RECORD SET START
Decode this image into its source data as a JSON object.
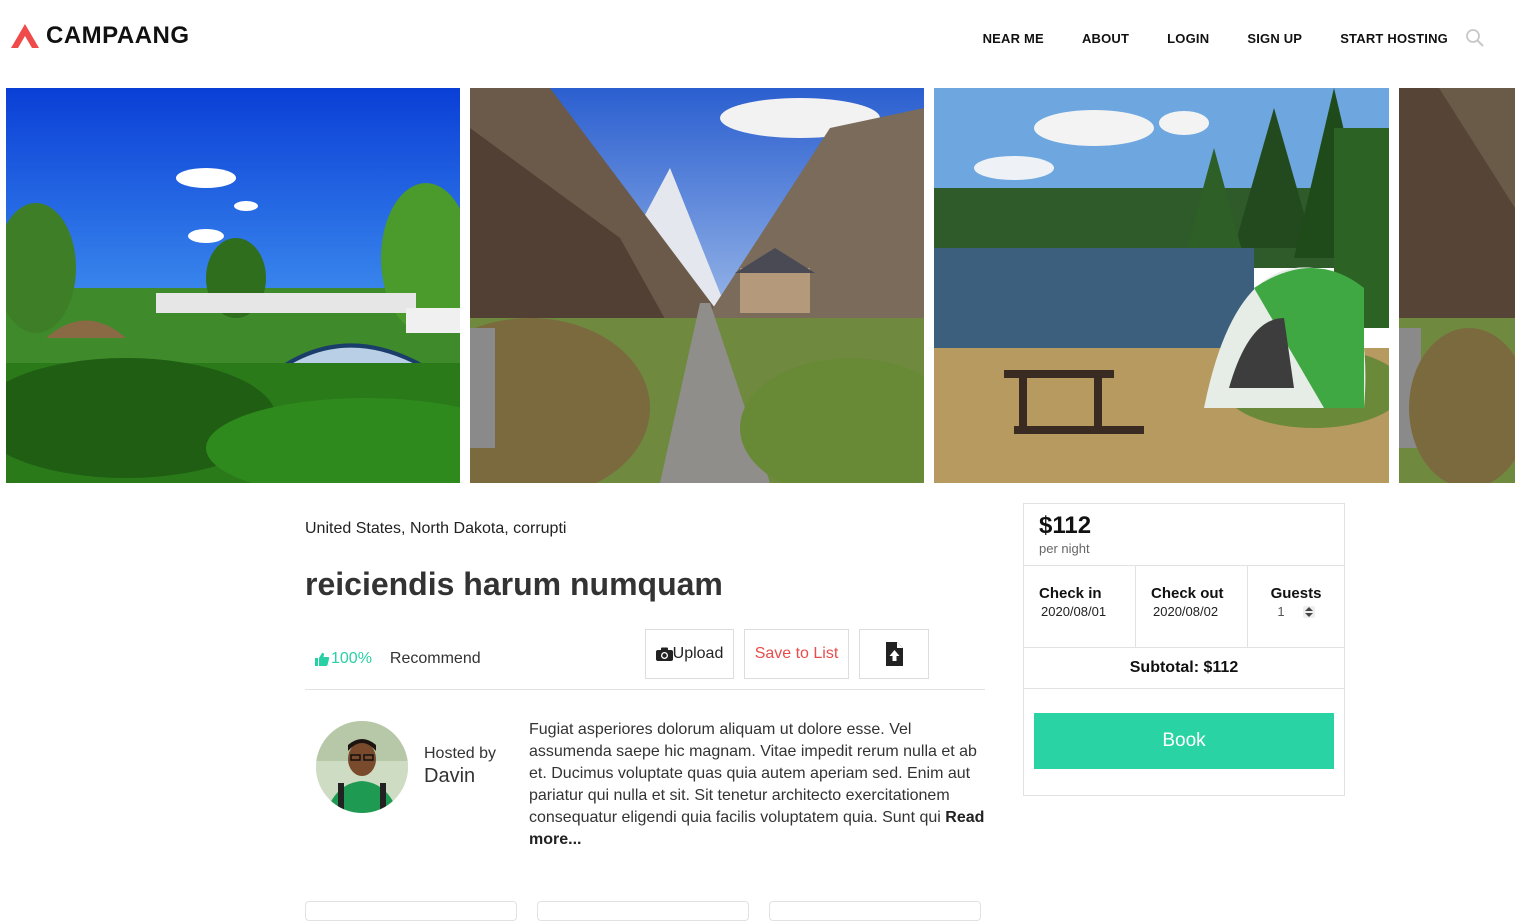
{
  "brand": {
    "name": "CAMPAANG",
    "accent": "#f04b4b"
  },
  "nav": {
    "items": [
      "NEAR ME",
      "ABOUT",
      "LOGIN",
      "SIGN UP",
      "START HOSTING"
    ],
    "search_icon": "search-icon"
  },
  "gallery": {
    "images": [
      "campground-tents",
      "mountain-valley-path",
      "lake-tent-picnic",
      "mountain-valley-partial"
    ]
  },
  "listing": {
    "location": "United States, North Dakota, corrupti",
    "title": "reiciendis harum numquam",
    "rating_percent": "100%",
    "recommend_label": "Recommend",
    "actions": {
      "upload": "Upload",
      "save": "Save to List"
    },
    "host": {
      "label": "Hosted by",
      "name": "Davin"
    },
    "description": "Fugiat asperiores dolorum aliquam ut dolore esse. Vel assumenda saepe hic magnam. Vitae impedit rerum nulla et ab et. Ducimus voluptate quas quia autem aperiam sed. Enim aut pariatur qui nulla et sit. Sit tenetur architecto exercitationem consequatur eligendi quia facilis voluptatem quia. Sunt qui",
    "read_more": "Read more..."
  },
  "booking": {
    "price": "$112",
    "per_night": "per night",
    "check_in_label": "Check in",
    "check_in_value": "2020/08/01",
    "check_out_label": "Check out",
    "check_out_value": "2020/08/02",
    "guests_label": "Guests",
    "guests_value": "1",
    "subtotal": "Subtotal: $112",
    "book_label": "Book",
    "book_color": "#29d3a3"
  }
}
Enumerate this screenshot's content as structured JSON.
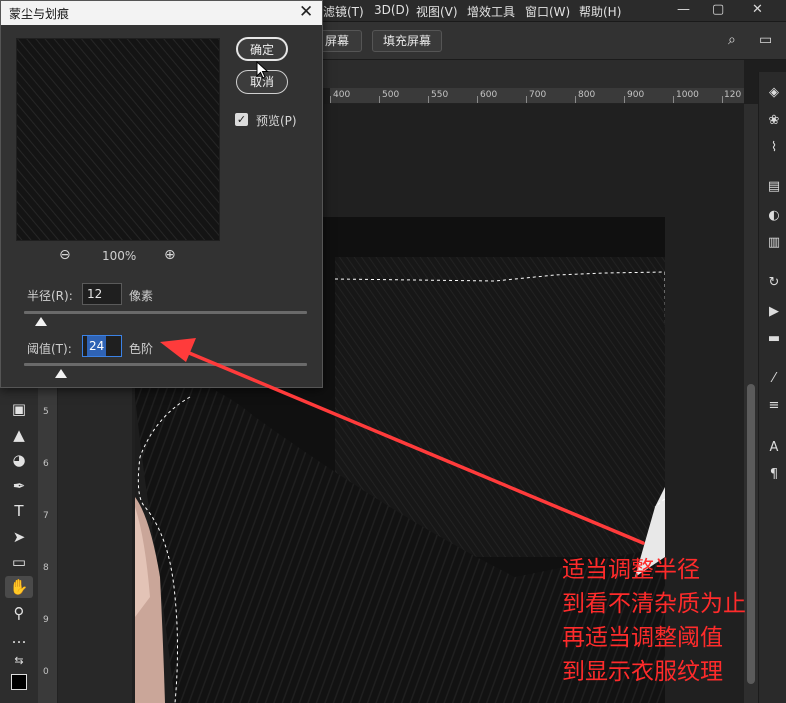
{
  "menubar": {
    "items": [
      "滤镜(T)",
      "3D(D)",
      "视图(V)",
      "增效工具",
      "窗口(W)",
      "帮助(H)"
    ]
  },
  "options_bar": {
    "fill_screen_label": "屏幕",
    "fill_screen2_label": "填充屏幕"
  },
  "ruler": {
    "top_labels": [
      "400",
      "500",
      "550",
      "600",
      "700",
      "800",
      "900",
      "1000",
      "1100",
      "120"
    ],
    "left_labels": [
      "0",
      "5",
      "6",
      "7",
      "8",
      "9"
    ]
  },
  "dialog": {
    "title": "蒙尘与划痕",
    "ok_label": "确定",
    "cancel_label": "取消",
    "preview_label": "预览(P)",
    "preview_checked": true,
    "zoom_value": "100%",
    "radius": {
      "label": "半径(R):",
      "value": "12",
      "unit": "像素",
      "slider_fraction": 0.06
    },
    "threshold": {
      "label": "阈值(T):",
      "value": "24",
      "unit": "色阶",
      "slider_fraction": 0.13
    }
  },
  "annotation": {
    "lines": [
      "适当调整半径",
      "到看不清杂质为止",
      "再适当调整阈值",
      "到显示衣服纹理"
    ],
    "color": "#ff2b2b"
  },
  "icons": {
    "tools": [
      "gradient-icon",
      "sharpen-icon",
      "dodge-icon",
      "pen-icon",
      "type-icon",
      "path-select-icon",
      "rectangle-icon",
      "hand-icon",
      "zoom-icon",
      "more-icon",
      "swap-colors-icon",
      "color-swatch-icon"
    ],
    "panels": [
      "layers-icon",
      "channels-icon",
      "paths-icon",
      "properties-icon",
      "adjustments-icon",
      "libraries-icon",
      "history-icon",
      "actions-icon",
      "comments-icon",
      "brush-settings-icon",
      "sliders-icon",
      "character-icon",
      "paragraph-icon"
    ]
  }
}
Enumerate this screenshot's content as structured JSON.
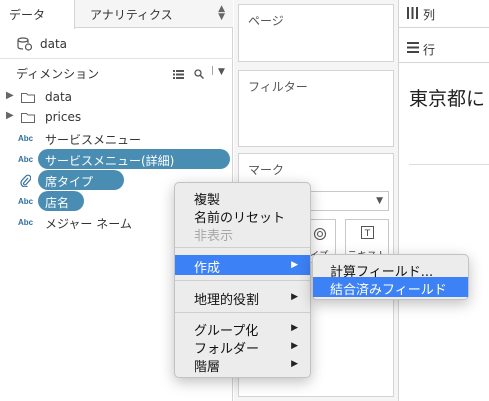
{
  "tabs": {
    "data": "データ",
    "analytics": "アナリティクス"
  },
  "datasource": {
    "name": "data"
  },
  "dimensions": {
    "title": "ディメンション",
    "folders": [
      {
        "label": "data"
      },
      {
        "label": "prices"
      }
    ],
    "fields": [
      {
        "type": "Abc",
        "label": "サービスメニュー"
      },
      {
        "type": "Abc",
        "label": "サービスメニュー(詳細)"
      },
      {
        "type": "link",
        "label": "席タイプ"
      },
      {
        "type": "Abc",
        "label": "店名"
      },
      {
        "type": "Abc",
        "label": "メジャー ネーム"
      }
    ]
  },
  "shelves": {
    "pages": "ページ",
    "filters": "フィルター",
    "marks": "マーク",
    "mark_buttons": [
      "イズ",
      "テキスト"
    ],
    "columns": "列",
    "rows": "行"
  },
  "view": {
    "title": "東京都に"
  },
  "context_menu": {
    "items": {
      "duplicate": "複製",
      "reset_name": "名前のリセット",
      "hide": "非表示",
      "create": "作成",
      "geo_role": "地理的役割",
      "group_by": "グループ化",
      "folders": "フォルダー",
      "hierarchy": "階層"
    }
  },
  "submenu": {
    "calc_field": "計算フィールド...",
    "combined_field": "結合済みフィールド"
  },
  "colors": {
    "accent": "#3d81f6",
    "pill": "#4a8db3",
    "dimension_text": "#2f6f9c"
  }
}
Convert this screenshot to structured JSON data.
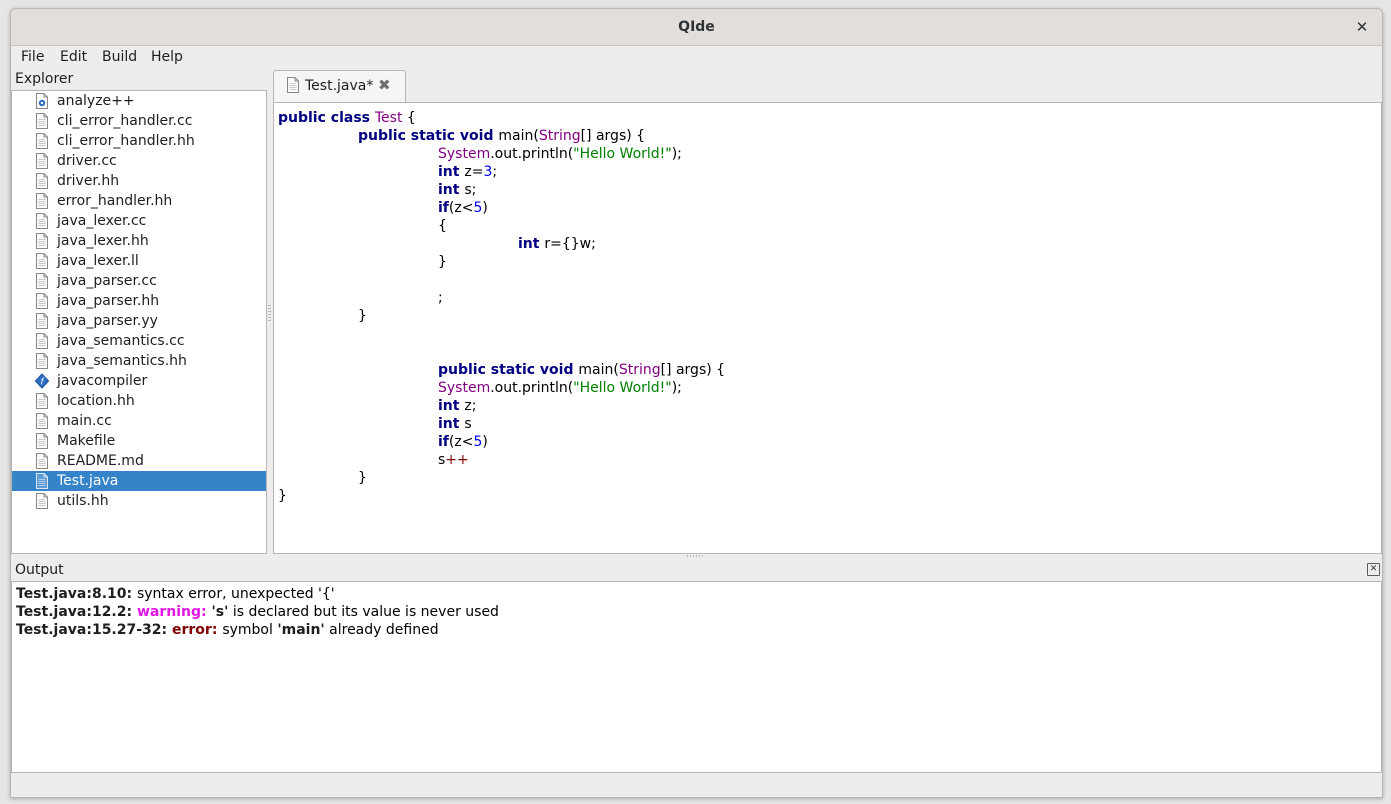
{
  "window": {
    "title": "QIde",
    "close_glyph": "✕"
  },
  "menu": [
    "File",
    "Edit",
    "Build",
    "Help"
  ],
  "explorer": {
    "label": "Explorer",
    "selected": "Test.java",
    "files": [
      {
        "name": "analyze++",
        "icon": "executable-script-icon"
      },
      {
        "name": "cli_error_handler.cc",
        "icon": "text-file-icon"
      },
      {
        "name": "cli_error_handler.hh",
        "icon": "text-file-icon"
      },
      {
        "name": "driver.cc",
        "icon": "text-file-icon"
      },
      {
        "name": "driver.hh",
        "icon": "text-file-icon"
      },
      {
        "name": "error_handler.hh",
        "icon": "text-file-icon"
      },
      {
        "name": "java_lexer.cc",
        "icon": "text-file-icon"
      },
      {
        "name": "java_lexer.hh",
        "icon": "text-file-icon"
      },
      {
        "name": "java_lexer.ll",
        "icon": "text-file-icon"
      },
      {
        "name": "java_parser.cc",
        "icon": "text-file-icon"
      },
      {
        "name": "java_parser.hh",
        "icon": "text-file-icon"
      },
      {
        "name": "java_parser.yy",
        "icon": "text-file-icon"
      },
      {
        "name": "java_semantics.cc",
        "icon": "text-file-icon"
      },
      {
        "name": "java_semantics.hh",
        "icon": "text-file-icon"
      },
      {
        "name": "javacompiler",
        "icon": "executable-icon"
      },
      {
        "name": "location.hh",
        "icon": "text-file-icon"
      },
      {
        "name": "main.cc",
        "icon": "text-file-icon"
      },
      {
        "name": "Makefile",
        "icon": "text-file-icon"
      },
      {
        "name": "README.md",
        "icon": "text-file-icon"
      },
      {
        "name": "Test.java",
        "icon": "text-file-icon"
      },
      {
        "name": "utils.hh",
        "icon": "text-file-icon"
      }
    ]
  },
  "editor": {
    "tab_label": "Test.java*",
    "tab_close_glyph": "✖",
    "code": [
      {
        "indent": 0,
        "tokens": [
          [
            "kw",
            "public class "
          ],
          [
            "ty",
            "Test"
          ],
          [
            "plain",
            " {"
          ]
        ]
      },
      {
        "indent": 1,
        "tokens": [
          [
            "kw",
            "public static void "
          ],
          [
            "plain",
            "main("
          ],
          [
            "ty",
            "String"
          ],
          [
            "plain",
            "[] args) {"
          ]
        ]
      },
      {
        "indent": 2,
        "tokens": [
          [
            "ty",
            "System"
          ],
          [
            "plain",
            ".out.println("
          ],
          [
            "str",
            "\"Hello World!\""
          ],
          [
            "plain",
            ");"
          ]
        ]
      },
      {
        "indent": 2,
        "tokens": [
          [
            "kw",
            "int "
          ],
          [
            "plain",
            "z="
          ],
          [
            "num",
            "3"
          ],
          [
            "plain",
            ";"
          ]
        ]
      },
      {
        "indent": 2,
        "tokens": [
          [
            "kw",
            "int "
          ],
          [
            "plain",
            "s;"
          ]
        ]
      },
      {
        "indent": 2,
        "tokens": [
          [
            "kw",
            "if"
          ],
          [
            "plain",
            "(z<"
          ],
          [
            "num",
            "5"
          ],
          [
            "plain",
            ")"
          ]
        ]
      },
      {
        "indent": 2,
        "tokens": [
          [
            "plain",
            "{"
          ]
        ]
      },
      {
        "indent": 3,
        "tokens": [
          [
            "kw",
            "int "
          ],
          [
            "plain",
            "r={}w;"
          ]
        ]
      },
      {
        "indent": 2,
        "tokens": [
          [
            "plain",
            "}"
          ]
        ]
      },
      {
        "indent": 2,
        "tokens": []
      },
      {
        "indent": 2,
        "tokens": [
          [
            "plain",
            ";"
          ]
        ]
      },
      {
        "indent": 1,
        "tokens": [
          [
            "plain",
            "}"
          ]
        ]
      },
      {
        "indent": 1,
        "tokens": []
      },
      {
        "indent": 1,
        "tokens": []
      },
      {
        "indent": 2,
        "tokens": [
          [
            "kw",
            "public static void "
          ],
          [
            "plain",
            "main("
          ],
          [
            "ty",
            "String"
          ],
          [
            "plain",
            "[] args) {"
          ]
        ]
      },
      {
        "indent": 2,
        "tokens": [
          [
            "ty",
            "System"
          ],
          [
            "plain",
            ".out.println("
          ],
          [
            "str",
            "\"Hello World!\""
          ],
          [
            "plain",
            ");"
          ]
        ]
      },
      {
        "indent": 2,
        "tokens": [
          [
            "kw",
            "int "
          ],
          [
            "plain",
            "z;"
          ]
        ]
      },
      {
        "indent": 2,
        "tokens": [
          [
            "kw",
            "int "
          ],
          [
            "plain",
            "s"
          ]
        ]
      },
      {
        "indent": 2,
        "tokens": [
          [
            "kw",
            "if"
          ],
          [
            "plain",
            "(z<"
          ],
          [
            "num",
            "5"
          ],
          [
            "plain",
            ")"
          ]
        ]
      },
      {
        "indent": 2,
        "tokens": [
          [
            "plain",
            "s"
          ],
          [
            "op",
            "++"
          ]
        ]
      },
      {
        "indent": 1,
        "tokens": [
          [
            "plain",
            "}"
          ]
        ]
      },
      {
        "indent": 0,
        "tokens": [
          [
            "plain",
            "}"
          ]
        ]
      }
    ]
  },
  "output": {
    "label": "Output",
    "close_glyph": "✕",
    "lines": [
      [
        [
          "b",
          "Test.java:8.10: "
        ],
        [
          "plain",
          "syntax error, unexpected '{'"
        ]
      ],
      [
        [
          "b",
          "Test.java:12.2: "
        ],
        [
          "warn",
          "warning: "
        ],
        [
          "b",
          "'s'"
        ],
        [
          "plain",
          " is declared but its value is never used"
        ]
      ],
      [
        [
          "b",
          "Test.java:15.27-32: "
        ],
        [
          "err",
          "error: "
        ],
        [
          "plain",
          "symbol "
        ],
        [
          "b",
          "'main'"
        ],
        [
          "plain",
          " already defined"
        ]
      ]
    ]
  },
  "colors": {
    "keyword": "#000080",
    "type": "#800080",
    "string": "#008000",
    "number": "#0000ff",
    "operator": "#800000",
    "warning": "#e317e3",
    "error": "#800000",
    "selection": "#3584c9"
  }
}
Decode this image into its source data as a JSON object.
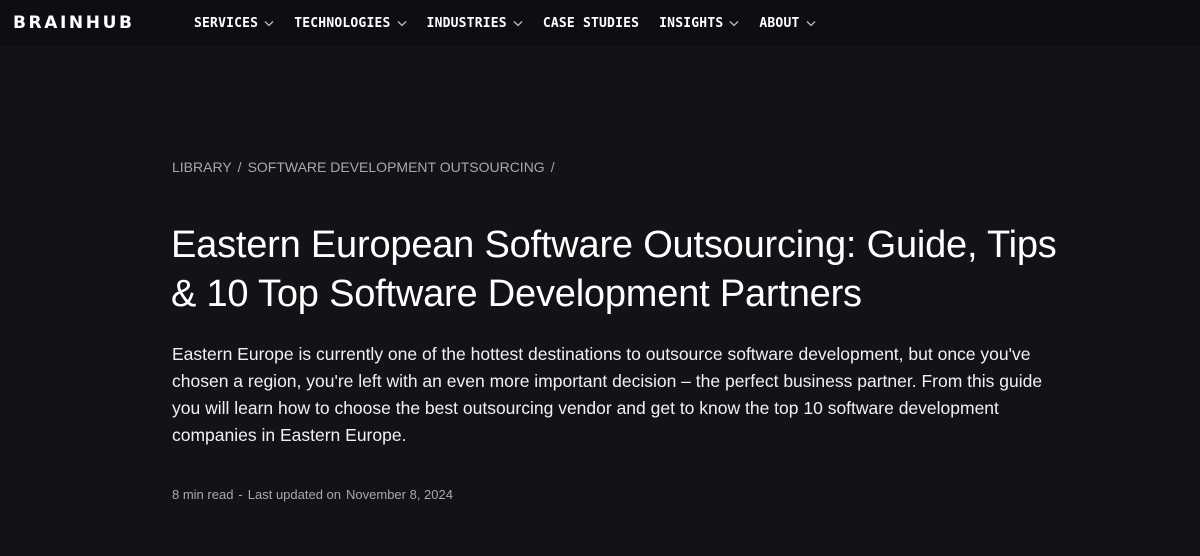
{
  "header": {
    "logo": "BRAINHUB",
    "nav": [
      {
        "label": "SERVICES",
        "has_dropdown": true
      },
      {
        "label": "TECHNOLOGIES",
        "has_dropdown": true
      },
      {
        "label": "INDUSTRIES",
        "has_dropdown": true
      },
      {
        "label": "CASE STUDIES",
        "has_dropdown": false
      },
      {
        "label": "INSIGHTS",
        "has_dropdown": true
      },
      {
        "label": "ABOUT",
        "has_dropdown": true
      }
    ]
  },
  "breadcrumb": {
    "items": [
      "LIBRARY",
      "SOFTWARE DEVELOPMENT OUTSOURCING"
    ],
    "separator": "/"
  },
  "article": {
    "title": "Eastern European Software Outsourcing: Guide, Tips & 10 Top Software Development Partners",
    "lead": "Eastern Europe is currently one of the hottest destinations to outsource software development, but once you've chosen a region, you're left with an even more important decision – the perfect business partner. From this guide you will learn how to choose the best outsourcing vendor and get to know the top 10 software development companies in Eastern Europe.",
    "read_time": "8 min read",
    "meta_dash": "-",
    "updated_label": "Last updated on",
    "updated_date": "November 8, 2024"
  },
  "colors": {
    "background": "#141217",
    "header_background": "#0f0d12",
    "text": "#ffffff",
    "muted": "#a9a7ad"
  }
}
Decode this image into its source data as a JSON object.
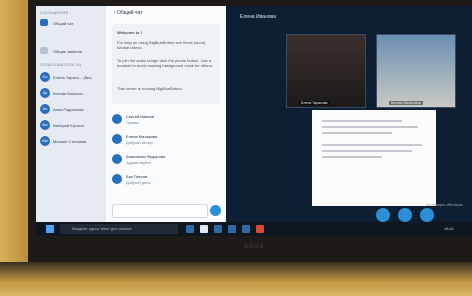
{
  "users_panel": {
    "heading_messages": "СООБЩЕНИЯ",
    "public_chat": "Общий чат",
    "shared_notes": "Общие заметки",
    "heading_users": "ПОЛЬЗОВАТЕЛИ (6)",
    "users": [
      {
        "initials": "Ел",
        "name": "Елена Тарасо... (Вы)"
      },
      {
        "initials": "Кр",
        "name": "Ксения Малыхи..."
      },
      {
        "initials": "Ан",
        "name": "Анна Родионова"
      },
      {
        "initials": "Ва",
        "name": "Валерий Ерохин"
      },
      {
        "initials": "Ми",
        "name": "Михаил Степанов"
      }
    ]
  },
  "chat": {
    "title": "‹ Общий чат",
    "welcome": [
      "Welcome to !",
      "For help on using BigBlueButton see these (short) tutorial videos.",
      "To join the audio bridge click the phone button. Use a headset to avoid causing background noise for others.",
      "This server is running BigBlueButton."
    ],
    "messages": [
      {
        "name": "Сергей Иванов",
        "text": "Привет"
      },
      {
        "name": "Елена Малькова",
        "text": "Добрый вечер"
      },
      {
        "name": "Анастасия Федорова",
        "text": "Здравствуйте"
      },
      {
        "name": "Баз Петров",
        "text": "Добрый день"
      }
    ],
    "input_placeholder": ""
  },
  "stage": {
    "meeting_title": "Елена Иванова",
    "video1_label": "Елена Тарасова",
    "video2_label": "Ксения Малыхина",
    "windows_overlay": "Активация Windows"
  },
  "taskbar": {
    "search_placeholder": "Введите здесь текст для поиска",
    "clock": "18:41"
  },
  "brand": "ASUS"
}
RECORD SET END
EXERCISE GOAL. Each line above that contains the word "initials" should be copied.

YOUR RESPONSE.
        "initials": "Ел",
        "initials": "Кр",
        "initials": "Ан",
        "initials": "Ва",
        "initials": "Ми",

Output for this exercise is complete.